According to an insurance-based company report, Hurricane Ian has contributed to a year of costly insured losses. This year, extreme weather events such as the winter storms in Europe, flooding in Australia and South Africa, and hailstorms in France and the United States have caused an estimated $115 billion in damages to date, according to the Swiss Re Institute.
The company’s data noted that in 2022, the estimated insured losses total was more than $100 billion. This was for the second consecutive year. This is part of a larger trend of seeing an average annual increase of 5-7% over the past decade. This year, the industry covered approximately 45% of the world’s economic losses. This shows that there is still a large protection gap. “2022 has been another year of increased natural catastrophe loss activity, and demand for insurance is growing as the protection gap remains vast,” explained Thierry Léger, group chief underwriting officer.
According to the Swiss Re Institute, Hurricane Ian was the most costly natural catastrophe with estimated losses of $50–65 billion. The Category 4 hurricane caused extensive damage in western Florida when it landed in late September. It brought with it high winds, severe rains and a storm surge. According to Swiss Re Institute, the price of the damages is expected to be second only to Katrina in 2005.
Experts weigh in on Hurricane Ian’s prolific damage costs
“Extreme weather events have led to high insured losses in 2022, underpinning a risk on the rise and unfolding on every continent,” said Martin Bertogg, head of catastrophe perils at Swiss Re. In the last 30 years, there have been seven hurricanes that have caused $20 billion or more in damage, according to Bertogg. Prior to Hurricane Andrew hitting 6 years ago, no such event had ever occurred before.
As of November 1, Hurricane Ian has caused a total of 157 fatalities: 5 in Cuba, 146 in Florida, 5 in North Carolina, and 1 in Virginia.
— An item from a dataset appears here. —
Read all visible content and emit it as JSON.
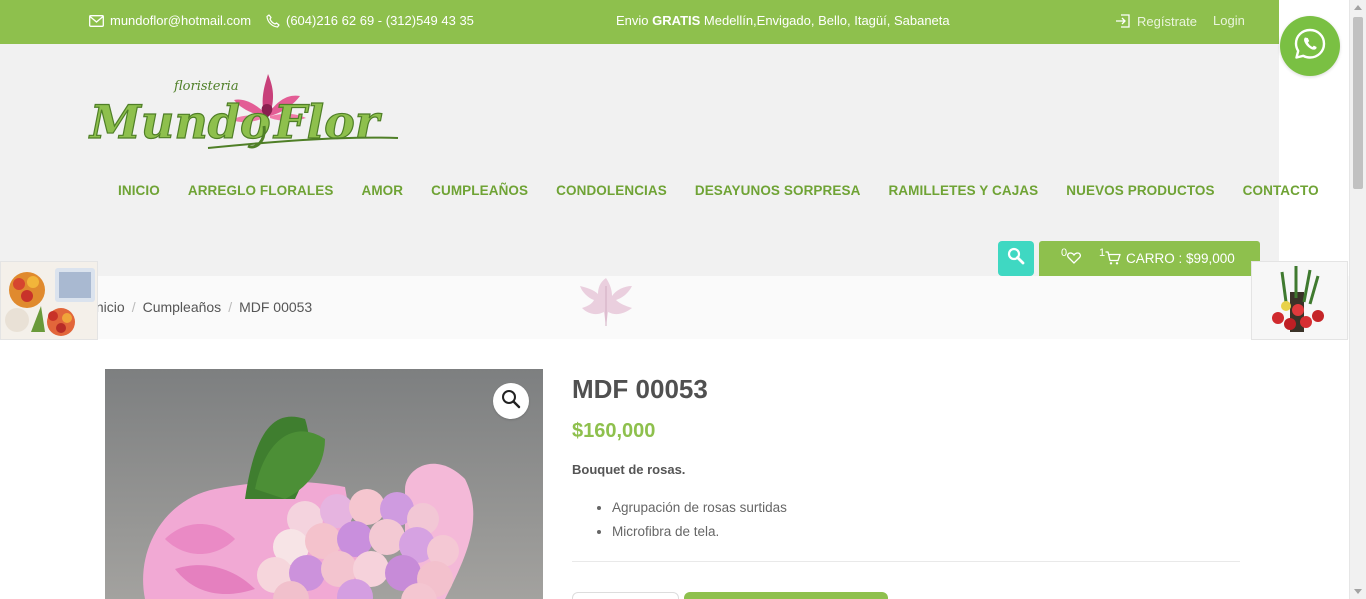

As the damage is estimated to be over $50 billion, much of that is from catastrophic flooding due to a storm surge 10–15 ft high.
The cities of Fort Myers Beach and Naples were devastated by the hurricane. Millions of people lost power, and many had to take refuge on their roofs. Sanibel Island and Pine Island were hardest hit by the storm surge. It destroyed countless structures and damaged both the Sanibel Causeway and the bridge to Pine Island.
On October 11, the National Oceanic and Atmospheric Administration stated that total losses from Hurricane Ian would exceed $50 billion. This made it the most expensive hurricane in Florida’s history. This surpasses Hurricane Irma which previously held this title. In addition, Ian marked the 15th billion-dollar disaster for the country in 2022.